Patients with metastatic colorectal cancer, 70 years of age or older, were successfully treated with a first-line combination of oxaliplatin and capecitabine (XELOX) in an Italian study. There was a response rate of 41% among patients in the trial, and side effects were manageable.
Patients in the trial received an intravenous infusion of oxaliplatin on the first day of a three-week treatment cycle followed by 2 weeks of daily oral capecitabine and a week of rest from treatment. Doses of both oxaliplatin (Eloxotin©) and capecitabine (Xeloda©) were lower during the first and second treatment cycles and increased if patients did not have serious toxicity.
Seventy-six (76) patients were treated during the study with 2 complete and 29 partial responses.

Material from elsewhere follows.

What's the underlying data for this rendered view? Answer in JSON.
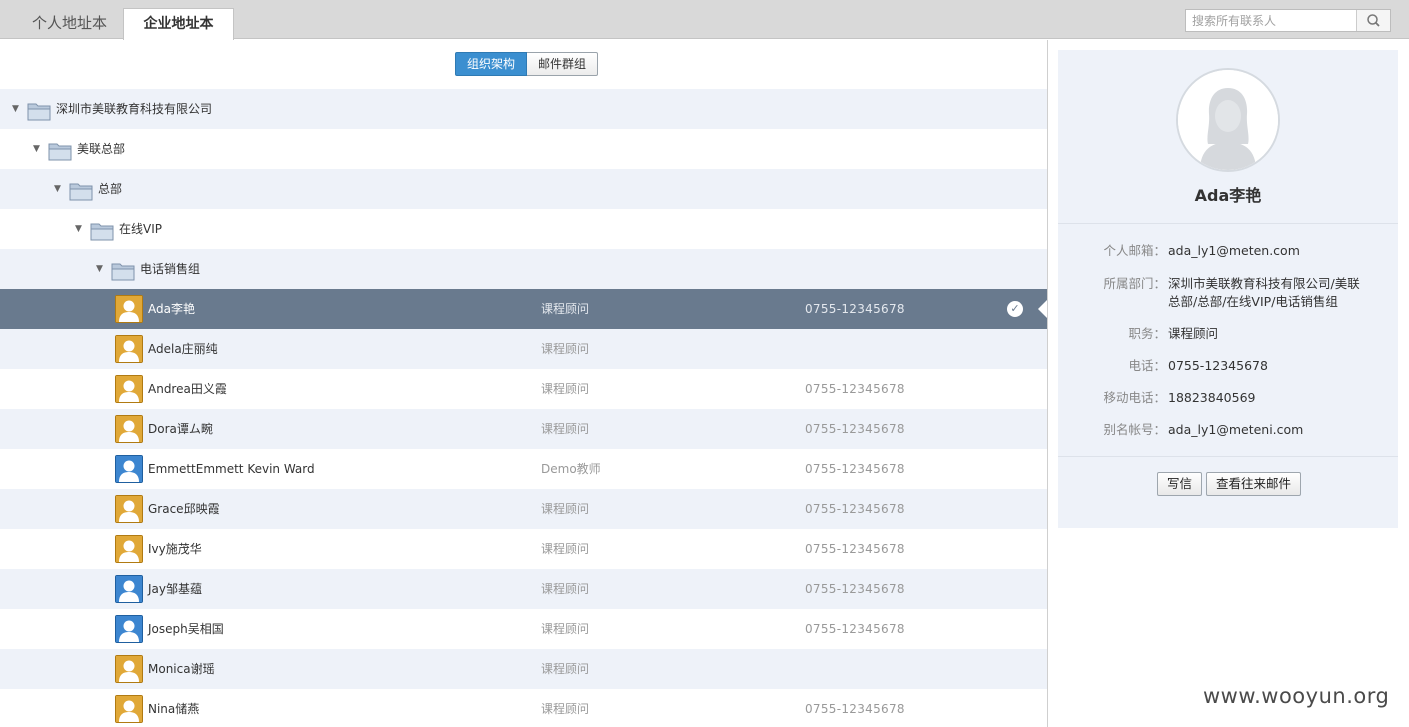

The median time until their cancers got worse was 8.% months, median overall survival time was 14.4 months.
5% of study patients had severely *lowered blood counts.* 8% suffered from *neuropathy* in their hands and feet severe enough to cause pain or interfere with functioning. 13% had advanced *hand and foot syndrome* with redness, pain, and cracking of the skin.
Pasquale Comella, M.D. and his colleagues from the Southern Italy Oncology Group reported the results of their study in the July 15, 2005 issue of *Cancer* (Volume 104, Issue 2 Pages 282 – 289). They concluded:
Fit elderly patients with MCC showed a good RR to XELOX with only mild toxicity observed in most patients. XELOX, should, therefore be considered as an important therapeutic option for elderly patients with MCC.
[Read the study abstract in *Cancer*.](http://www3.interscience.wiley.com/cgi-bin/abstract/110528042/ABSTRACT)